■ **Work task**
In the listing that follows, copy out each line that includes the word "teal".

-------- Data records --------

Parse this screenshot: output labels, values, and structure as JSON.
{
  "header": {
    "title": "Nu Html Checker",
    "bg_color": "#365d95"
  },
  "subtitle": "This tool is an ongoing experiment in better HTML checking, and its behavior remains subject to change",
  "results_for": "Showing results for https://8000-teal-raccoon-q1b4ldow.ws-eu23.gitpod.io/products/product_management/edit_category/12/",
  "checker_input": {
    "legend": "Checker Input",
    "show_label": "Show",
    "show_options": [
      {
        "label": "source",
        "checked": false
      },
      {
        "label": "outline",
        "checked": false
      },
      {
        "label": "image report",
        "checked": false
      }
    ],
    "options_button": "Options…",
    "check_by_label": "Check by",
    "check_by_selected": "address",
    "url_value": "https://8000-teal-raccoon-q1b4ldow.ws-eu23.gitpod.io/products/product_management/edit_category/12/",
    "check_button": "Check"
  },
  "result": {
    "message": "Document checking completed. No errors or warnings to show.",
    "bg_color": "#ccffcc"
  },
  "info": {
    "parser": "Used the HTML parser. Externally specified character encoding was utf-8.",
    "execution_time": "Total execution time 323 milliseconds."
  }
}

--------

■ **Written solution**
  "results_for": "Showing results for https://8000-teal-raccoon-q1b4ldow.ws-eu23.gitpod.io/products/product_management/edit_category/12/",
    "url_value": "https://8000-teal-raccoon-q1b4ldow.ws-eu23.gitpod.io/products/product_management/edit_category/12/",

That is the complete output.